A complete, exact retyping of the data below is required.

---------- Data shown ----------

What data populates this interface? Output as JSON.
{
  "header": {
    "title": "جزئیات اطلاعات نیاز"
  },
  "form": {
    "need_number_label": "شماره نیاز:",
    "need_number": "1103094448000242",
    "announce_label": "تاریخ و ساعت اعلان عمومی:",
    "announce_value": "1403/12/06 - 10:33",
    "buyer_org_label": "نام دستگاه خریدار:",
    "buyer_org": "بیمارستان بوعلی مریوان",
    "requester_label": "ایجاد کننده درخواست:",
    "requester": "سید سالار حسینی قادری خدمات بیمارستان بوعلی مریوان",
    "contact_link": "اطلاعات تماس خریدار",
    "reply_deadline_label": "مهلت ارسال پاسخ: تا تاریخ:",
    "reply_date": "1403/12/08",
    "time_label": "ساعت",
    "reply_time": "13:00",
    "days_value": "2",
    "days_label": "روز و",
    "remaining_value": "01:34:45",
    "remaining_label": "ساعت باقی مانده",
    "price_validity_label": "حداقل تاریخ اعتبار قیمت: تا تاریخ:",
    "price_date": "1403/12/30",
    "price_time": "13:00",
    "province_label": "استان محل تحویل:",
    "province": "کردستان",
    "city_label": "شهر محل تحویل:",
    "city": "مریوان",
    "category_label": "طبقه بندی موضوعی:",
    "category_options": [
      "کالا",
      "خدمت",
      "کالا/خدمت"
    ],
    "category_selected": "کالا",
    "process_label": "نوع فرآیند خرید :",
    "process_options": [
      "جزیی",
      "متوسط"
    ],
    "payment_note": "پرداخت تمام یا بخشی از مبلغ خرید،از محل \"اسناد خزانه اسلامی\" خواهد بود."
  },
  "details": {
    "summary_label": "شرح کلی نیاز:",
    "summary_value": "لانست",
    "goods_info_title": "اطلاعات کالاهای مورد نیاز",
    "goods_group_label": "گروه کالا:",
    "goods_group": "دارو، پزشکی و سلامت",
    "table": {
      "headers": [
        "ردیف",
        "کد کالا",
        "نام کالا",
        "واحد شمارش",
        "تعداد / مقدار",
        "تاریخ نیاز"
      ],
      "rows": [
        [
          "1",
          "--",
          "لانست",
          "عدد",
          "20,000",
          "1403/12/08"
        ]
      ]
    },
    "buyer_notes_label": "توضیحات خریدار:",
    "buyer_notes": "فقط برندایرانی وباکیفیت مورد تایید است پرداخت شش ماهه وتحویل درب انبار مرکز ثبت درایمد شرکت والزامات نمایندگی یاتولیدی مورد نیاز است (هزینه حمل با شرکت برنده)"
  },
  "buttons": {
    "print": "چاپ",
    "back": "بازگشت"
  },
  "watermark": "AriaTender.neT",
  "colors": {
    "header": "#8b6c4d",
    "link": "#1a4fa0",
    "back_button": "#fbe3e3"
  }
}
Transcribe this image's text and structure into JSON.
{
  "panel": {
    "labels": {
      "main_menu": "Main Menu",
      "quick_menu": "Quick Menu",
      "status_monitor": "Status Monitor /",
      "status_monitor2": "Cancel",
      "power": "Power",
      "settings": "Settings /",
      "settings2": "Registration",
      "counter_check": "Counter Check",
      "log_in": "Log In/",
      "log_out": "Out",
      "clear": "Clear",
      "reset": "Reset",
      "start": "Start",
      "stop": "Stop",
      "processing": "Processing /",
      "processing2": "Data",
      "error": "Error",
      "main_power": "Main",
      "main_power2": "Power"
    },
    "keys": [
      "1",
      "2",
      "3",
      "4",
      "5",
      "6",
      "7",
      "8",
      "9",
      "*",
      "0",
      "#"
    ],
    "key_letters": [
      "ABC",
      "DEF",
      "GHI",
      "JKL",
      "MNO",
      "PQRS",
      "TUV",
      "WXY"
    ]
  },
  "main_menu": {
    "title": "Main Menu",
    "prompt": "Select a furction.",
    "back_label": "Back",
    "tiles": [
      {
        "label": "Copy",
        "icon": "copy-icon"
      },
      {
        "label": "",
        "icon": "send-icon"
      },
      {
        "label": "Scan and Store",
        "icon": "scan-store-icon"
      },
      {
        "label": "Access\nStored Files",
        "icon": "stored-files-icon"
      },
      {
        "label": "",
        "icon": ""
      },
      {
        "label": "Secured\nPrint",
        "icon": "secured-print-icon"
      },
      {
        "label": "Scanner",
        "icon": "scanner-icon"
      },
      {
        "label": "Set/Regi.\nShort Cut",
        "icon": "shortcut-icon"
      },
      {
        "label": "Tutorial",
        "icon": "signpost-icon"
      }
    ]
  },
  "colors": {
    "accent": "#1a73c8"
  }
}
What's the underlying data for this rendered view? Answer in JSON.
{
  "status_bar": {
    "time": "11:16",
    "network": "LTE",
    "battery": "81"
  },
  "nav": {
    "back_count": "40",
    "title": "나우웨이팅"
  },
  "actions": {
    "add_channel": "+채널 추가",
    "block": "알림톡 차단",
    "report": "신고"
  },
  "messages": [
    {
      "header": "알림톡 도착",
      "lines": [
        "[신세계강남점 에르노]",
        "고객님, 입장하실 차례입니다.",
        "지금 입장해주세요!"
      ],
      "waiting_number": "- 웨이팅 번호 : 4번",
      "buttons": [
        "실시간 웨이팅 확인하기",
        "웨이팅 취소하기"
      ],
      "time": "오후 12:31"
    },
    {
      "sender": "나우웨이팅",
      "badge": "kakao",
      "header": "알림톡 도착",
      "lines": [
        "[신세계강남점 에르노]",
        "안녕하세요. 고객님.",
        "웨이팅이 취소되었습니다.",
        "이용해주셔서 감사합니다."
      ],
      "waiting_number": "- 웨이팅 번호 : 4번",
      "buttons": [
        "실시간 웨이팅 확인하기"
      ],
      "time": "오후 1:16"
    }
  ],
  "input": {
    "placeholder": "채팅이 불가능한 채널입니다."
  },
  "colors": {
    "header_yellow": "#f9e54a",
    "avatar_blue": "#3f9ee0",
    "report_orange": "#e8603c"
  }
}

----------

_Written solution_:
What data populates this interface? Output as JSON.
{
  "header": {
    "title": "جزئیات اطلاعات نیاز"
  },
  "form": {
    "need_number_label": "شماره نیاز:",
    "need_number": "1103094448000242",
    "announce_label": "تاریخ و ساعت اعلان عمومی:",
    "announce_value": "1403/12/06 - 10:33",
    "buyer_org_label": "نام دستگاه خریدار:",
    "buyer_org": "بیمارستان بوعلی مریوان",
    "requester_label": "ایجاد کننده درخواست:",
    "requester": "سید سالار حسینی قادری خدمات بیمارستان بوعلی مریوان",
    "contact_link": "اطلاعات تماس خریدار",
    "reply_deadline_label": "مهلت ارسال پاسخ: تا تاریخ:",
    "reply_date": "1403/12/08",
    "time_label": "ساعت",
    "reply_time": "13:00",
    "days_value": "2",
    "days_label": "روز و",
    "remaining_value": "01:34:45",
    "remaining_label": "ساعت باقی مانده",
    "price_validity_label": "حداقل تاریخ اعتبار قیمت: تا تاریخ:",
    "price_date": "1403/12/30",
    "price_time": "13:00",
    "province_label": "استان محل تحویل:",
    "province": "کردستان",
    "city_label": "شهر محل تحویل:",
    "city": "مریوان",
    "category_label": "طبقه بندی موضوعی:",
    "category_options": [
      "کالا",
      "خدمت",
      "کالا/خدمت"
    ],
    "category_selected": "کالا",
    "process_label": "نوع فرآیند خرید :",
    "process_options": [
      "جزیی",
      "متوسط"
    ],
    "payment_note": "پرداخت تمام یا بخشی از مبلغ خرید،از محل \"اسناد خزانه اسلامی\" خواهد بود."
  },
  "details": {
    "summary_label": "شرح کلی نیاز:",
    "summary_value": "لانست",
    "goods_info_title": "اطلاعات کالاهای مورد نیاز",
    "goods_group_label": "گروه کالا:",
    "goods_group": "دارو، پزشکی و سلامت",
    "table": {
      "headers": [
        "ردیف",
        "کد کالا",
        "نام کالا",
        "واحد شمارش",
        "تعداد / مقدار",
        "تاریخ نیاز"
      ],
      "rows": [
        [
          "1",
          "--",
          "لانست",
          "عدد",
          "20,000",
          "1403/12/08"
        ]
      ]
    },
    "buyer_notes_label": "توضیحات خریدار:",
    "buyer_notes": "فقط برندایرانی وباکیفیت مورد تایید است پرداخت شش ماهه وتحویل درب انبار مرکز ثبت درایمد شرکت والزامات نمایندگی یاتولیدی مورد نیاز است (هزینه حمل با شرکت برنده)"
  },
  "buttons": {
    "print": "چاپ",
    "back": "بازگشت"
  },
  "watermark": "AriaTender.neT",
  "colors": {
    "header": "#8b6c4d",
    "link": "#1a4fa0",
    "back_button": "#fbe3e3"
  }
}
Transcribe this image's text and structure into JSON.
{
  "panel": {
    "labels": {
      "main_menu": "Main Menu",
      "quick_menu": "Quick Menu",
      "status_monitor": "Status Monitor /",
      "status_monitor2": "Cancel",
      "power": "Power",
      "settings": "Settings /",
      "settings2": "Registration",
      "counter_check": "Counter Check",
      "log_in": "Log In/",
      "log_out": "Out",
      "clear": "Clear",
      "reset": "Reset",
      "start": "Start",
      "stop": "Stop",
      "processing": "Processing /",
      "processing2": "Data",
      "error": "Error",
      "main_power": "Main",
      "main_power2": "Power"
    },
    "keys": [
      "1",
      "2",
      "3",
      "4",
      "5",
      "6",
      "7",
      "8",
      "9",
      "*",
      "0",
      "#"
    ],
    "key_letters": [
      "ABC",
      "DEF",
      "GHI",
      "JKL",
      "MNO",
      "PQRS",
      "TUV",
      "WXY"
    ]
  },
  "main_menu": {
    "title": "Main Menu",
    "prompt": "Select a furction.",
    "back_label": "Back",
    "tiles": [
      {
        "label": "Copy",
        "icon": "copy-icon"
      },
      {
        "label": "",
        "icon": "send-icon"
      },
      {
        "label": "Scan and Store",
        "icon": "scan-store-icon"
      },
      {
        "label": "Access\nStored Files",
        "icon": "stored-files-icon"
      },
      {
        "label": "",
        "icon": ""
      },
      {
        "label": "Secured\nPrint",
        "icon": "secured-print-icon"
      },
      {
        "label": "Scanner",
        "icon": "scanner-icon"
      },
      {
        "label": "Set/Regi.\nShort Cut",
        "icon": "shortcut-icon"
      },
      {
        "label": "Tutorial",
        "icon": "signpost-icon"
      }
    ]
  },
  "colors": {
    "accent": "#1a73c8"
  }
}
What's the underlying data for this rendered view? Answer in JSON.
{
  "status_bar": {
    "time": "11:16",
    "network": "LTE",
    "battery": "81"
  },
  "nav": {
    "back_count": "40",
    "title": "나우웨이팅"
  },
  "actions": {
    "add_channel": "+채널 추가",
    "block": "알림톡 차단",
    "report": "신고"
  },
  "messages": [
    {
      "header": "알림톡 도착",
      "lines": [
        "[신세계강남점 에르노]",
        "고객님, 입장하실 차례입니다.",
        "지금 입장해주세요!"
      ],
      "waiting_number": "- 웨이팅 번호 : 4번",
      "buttons": [
        "실시간 웨이팅 확인하기",
        "웨이팅 취소하기"
      ],
      "time": "오후 12:31"
    },
    {
      "sender": "나우웨이팅",
      "badge": "kakao",
      "header": "알림톡 도착",
      "lines": [
        "[신세계강남점 에르노]",
        "안녕하세요. 고객님.",
        "웨이팅이 취소되었습니다.",
        "이용해주셔서 감사합니다."
      ],
      "waiting_number": "- 웨이팅 번호 : 4번",
      "buttons": [
        "실시간 웨이팅 확인하기"
      ],
      "time": "오후 1:16"
    }
  ],
  "input": {
    "placeholder": "채팅이 불가능한 채널입니다."
  },
  "colors": {
    "header_yellow": "#f9e54a",
    "avatar_blue": "#3f9ee0",
    "report_orange": "#e8603c"
  }
}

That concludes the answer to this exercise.